Exercise description - Word for word, print the entries that follow.

Given information section start

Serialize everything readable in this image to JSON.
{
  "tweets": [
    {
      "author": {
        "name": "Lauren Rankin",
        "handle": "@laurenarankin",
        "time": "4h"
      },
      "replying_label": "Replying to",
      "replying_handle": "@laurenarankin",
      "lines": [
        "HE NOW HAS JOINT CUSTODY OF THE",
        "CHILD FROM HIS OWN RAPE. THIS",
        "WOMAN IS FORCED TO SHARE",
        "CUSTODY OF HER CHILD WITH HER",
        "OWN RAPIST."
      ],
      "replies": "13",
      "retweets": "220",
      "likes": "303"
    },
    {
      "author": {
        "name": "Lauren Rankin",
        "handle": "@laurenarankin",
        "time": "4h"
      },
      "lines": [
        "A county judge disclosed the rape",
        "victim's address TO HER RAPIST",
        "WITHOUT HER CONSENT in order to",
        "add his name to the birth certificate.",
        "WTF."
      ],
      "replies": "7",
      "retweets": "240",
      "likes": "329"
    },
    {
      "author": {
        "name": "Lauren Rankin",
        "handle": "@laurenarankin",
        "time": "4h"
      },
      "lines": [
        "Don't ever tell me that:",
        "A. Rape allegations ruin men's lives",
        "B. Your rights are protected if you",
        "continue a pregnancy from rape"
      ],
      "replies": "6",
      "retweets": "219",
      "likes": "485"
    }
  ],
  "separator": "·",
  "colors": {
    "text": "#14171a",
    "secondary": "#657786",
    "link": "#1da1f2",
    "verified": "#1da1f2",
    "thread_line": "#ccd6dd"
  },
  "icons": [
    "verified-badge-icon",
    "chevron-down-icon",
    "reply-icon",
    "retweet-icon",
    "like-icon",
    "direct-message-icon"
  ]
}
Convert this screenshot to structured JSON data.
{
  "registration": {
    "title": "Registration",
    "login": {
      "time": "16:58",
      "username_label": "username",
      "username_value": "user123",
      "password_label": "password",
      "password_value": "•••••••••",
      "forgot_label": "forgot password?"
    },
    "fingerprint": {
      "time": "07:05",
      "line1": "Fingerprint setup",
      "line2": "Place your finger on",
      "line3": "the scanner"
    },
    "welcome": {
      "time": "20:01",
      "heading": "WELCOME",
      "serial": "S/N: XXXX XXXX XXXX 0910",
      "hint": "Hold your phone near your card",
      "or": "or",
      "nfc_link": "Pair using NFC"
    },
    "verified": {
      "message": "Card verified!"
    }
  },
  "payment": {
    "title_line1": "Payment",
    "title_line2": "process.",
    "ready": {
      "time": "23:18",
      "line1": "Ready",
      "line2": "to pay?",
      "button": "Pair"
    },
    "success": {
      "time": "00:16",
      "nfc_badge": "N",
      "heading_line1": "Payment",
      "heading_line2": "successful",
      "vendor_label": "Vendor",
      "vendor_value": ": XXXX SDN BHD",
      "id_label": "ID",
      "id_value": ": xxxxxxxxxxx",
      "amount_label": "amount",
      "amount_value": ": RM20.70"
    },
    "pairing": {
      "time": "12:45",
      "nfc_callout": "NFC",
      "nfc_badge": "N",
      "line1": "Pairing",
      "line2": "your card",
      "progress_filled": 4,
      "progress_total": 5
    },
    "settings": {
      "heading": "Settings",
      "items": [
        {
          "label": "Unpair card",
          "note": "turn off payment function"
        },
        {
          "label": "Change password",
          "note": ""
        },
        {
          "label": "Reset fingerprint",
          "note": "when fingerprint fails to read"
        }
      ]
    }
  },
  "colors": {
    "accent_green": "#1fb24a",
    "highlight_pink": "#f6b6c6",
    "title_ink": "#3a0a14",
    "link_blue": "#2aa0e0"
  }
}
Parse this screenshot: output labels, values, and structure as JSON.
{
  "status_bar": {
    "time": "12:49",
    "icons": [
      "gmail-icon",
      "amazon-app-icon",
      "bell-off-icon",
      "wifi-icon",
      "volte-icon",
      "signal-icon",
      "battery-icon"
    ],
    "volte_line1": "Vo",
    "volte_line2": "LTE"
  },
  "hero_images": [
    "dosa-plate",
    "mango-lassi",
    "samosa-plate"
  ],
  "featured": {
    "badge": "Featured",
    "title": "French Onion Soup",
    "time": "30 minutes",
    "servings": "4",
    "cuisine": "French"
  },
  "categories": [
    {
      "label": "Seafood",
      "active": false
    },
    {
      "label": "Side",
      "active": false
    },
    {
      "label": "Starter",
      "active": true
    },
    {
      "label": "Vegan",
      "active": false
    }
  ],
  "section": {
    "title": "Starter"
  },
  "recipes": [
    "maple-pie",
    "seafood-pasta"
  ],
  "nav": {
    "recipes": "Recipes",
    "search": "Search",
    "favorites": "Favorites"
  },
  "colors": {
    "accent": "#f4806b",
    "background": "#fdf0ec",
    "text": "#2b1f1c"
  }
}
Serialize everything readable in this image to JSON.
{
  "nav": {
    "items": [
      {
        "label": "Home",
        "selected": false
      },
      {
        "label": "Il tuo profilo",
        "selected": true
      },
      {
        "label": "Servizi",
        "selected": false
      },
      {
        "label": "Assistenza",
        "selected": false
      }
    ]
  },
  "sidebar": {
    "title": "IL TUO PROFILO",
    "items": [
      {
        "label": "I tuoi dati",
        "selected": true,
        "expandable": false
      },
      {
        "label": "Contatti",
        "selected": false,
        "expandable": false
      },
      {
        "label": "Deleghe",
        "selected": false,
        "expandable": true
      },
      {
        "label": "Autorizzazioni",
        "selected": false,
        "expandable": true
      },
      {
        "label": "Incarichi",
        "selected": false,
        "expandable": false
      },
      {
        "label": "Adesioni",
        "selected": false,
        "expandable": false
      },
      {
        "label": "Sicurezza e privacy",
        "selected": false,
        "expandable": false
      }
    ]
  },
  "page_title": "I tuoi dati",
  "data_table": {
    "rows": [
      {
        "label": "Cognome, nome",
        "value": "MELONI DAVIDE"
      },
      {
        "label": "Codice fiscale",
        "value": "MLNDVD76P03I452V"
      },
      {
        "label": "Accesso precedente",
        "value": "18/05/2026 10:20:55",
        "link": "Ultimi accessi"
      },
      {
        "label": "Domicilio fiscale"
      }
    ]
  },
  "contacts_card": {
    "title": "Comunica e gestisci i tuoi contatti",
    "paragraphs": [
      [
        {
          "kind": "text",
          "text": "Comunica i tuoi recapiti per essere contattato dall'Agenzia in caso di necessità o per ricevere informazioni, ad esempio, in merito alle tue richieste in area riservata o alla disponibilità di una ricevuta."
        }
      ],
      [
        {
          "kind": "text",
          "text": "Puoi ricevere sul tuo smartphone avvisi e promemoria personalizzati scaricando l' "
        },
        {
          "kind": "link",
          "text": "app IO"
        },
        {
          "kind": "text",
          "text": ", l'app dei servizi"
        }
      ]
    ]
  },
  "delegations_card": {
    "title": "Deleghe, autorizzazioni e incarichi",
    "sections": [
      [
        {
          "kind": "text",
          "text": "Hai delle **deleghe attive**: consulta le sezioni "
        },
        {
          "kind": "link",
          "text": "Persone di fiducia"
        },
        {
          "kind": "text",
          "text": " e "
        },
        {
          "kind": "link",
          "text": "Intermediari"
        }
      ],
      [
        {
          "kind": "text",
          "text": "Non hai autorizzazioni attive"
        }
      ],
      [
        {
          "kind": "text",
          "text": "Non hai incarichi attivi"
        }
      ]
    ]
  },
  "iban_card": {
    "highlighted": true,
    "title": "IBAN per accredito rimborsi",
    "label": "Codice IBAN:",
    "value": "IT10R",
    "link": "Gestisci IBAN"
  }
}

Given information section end

Result of this exercise -
Serialize everything readable in this image to JSON.
{
  "tweets": [
    {
      "author": {
        "name": "Lauren Rankin",
        "handle": "@laurenarankin",
        "time": "4h"
      },
      "replying_label": "Replying to",
      "replying_handle": "@laurenarankin",
      "lines": [
        "HE NOW HAS JOINT CUSTODY OF THE",
        "CHILD FROM HIS OWN RAPE. THIS",
        "WOMAN IS FORCED TO SHARE",
        "CUSTODY OF HER CHILD WITH HER",
        "OWN RAPIST."
      ],
      "replies": "13",
      "retweets": "220",
      "likes": "303"
    },
    {
      "author": {
        "name": "Lauren Rankin",
        "handle": "@laurenarankin",
        "time": "4h"
      },
      "lines": [
        "A county judge disclosed the rape",
        "victim's address TO HER RAPIST",
        "WITHOUT HER CONSENT in order to",
        "add his name to the birth certificate.",
        "WTF."
      ],
      "replies": "7",
      "retweets": "240",
      "likes": "329"
    },
    {
      "author": {
        "name": "Lauren Rankin",
        "handle": "@laurenarankin",
        "time": "4h"
      },
      "lines": [
        "Don't ever tell me that:",
        "A. Rape allegations ruin men's lives",
        "B. Your rights are protected if you",
        "continue a pregnancy from rape"
      ],
      "replies": "6",
      "retweets": "219",
      "likes": "485"
    }
  ],
  "separator": "·",
  "colors": {
    "text": "#14171a",
    "secondary": "#657786",
    "link": "#1da1f2",
    "verified": "#1da1f2",
    "thread_line": "#ccd6dd"
  },
  "icons": [
    "verified-badge-icon",
    "chevron-down-icon",
    "reply-icon",
    "retweet-icon",
    "like-icon",
    "direct-message-icon"
  ]
}
Convert this screenshot to structured JSON data.
{
  "registration": {
    "title": "Registration",
    "login": {
      "time": "16:58",
      "username_label": "username",
      "username_value": "user123",
      "password_label": "password",
      "password_value": "•••••••••",
      "forgot_label": "forgot password?"
    },
    "fingerprint": {
      "time": "07:05",
      "line1": "Fingerprint setup",
      "line2": "Place your finger on",
      "line3": "the scanner"
    },
    "welcome": {
      "time": "20:01",
      "heading": "WELCOME",
      "serial": "S/N: XXXX XXXX XXXX 0910",
      "hint": "Hold your phone near your card",
      "or": "or",
      "nfc_link": "Pair using NFC"
    },
    "verified": {
      "message": "Card verified!"
    }
  },
  "payment": {
    "title_line1": "Payment",
    "title_line2": "process.",
    "ready": {
      "time": "23:18",
      "line1": "Ready",
      "line2": "to pay?",
      "button": "Pair"
    },
    "success": {
      "time": "00:16",
      "nfc_badge": "N",
      "heading_line1": "Payment",
      "heading_line2": "successful",
      "vendor_label": "Vendor",
      "vendor_value": ": XXXX SDN BHD",
      "id_label": "ID",
      "id_value": ": xxxxxxxxxxx",
      "amount_label": "amount",
      "amount_value": ": RM20.70"
    },
    "pairing": {
      "time": "12:45",
      "nfc_callout": "NFC",
      "nfc_badge": "N",
      "line1": "Pairing",
      "line2": "your card",
      "progress_filled": 4,
      "progress_total": 5
    },
    "settings": {
      "heading": "Settings",
      "items": [
        {
          "label": "Unpair card",
          "note": "turn off payment function"
        },
        {
          "label": "Change password",
          "note": ""
        },
        {
          "label": "Reset fingerprint",
          "note": "when fingerprint fails to read"
        }
      ]
    }
  },
  "colors": {
    "accent_green": "#1fb24a",
    "highlight_pink": "#f6b6c6",
    "title_ink": "#3a0a14",
    "link_blue": "#2aa0e0"
  }
}
Parse this screenshot: output labels, values, and structure as JSON.
{
  "status_bar": {
    "time": "12:49",
    "icons": [
      "gmail-icon",
      "amazon-app-icon",
      "bell-off-icon",
      "wifi-icon",
      "volte-icon",
      "signal-icon",
      "battery-icon"
    ],
    "volte_line1": "Vo",
    "volte_line2": "LTE"
  },
  "hero_images": [
    "dosa-plate",
    "mango-lassi",
    "samosa-plate"
  ],
  "featured": {
    "badge": "Featured",
    "title": "French Onion Soup",
    "time": "30 minutes",
    "servings": "4",
    "cuisine": "French"
  },
  "categories": [
    {
      "label": "Seafood",
      "active": false
    },
    {
      "label": "Side",
      "active": false
    },
    {
      "label": "Starter",
      "active": true
    },
    {
      "label": "Vegan",
      "active": false
    }
  ],
  "section": {
    "title": "Starter"
  },
  "recipes": [
    "maple-pie",
    "seafood-pasta"
  ],
  "nav": {
    "recipes": "Recipes",
    "search": "Search",
    "favorites": "Favorites"
  },
  "colors": {
    "accent": "#f4806b",
    "background": "#fdf0ec",
    "text": "#2b1f1c"
  }
}
Serialize everything readable in this image to JSON.
{
  "nav": {
    "items": [
      {
        "label": "Home",
        "selected": false
      },
      {
        "label": "Il tuo profilo",
        "selected": true
      },
      {
        "label": "Servizi",
        "selected": false
      },
      {
        "label": "Assistenza",
        "selected": false
      }
    ]
  },
  "sidebar": {
    "title": "IL TUO PROFILO",
    "items": [
      {
        "label": "I tuoi dati",
        "selected": true,
        "expandable": false
      },
      {
        "label": "Contatti",
        "selected": false,
        "expandable": false
      },
      {
        "label": "Deleghe",
        "selected": false,
        "expandable": true
      },
      {
        "label": "Autorizzazioni",
        "selected": false,
        "expandable": true
      },
      {
        "label": "Incarichi",
        "selected": false,
        "expandable": false
      },
      {
        "label": "Adesioni",
        "selected": false,
        "expandable": false
      },
      {
        "label": "Sicurezza e privacy",
        "selected": false,
        "expandable": false
      }
    ]
  },
  "page_title": "I tuoi dati",
  "data_table": {
    "rows": [
      {
        "label": "Cognome, nome",
        "value": "MELONI DAVIDE"
      },
      {
        "label": "Codice fiscale",
        "value": "MLNDVD76P03I452V"
      },
      {
        "label": "Accesso precedente",
        "value": "18/05/2026 10:20:55",
        "link": "Ultimi accessi"
      },
      {
        "label": "Domicilio fiscale"
      }
    ]
  },
  "contacts_card": {
    "title": "Comunica e gestisci i tuoi contatti",
    "paragraphs": [
      [
        {
          "kind": "text",
          "text": "Comunica i tuoi recapiti per essere contattato dall'Agenzia in caso di necessità o per ricevere informazioni, ad esempio, in merito alle tue richieste in area riservata o alla disponibilità di una ricevuta."
        }
      ],
      [
        {
          "kind": "text",
          "text": "Puoi ricevere sul tuo smartphone avvisi e promemoria personalizzati scaricando l' "
        },
        {
          "kind": "link",
          "text": "app IO"
        },
        {
          "kind": "text",
          "text": ", l'app dei servizi"
        }
      ]
    ]
  },
  "delegations_card": {
    "title": "Deleghe, autorizzazioni e incarichi",
    "sections": [
      [
        {
          "kind": "text",
          "text": "Hai delle **deleghe attive**: consulta le sezioni "
        },
        {
          "kind": "link",
          "text": "Persone di fiducia"
        },
        {
          "kind": "text",
          "text": " e "
        },
        {
          "kind": "link",
          "text": "Intermediari"
        }
      ],
      [
        {
          "kind": "text",
          "text": "Non hai autorizzazioni attive"
        }
      ],
      [
        {
          "kind": "text",
          "text": "Non hai incarichi attivi"
        }
      ]
    ]
  },
  "iban_card": {
    "highlighted": true,
    "title": "IBAN per accredito rimborsi",
    "label": "Codice IBAN:",
    "value": "IT10R",
    "link": "Gestisci IBAN"
  }
}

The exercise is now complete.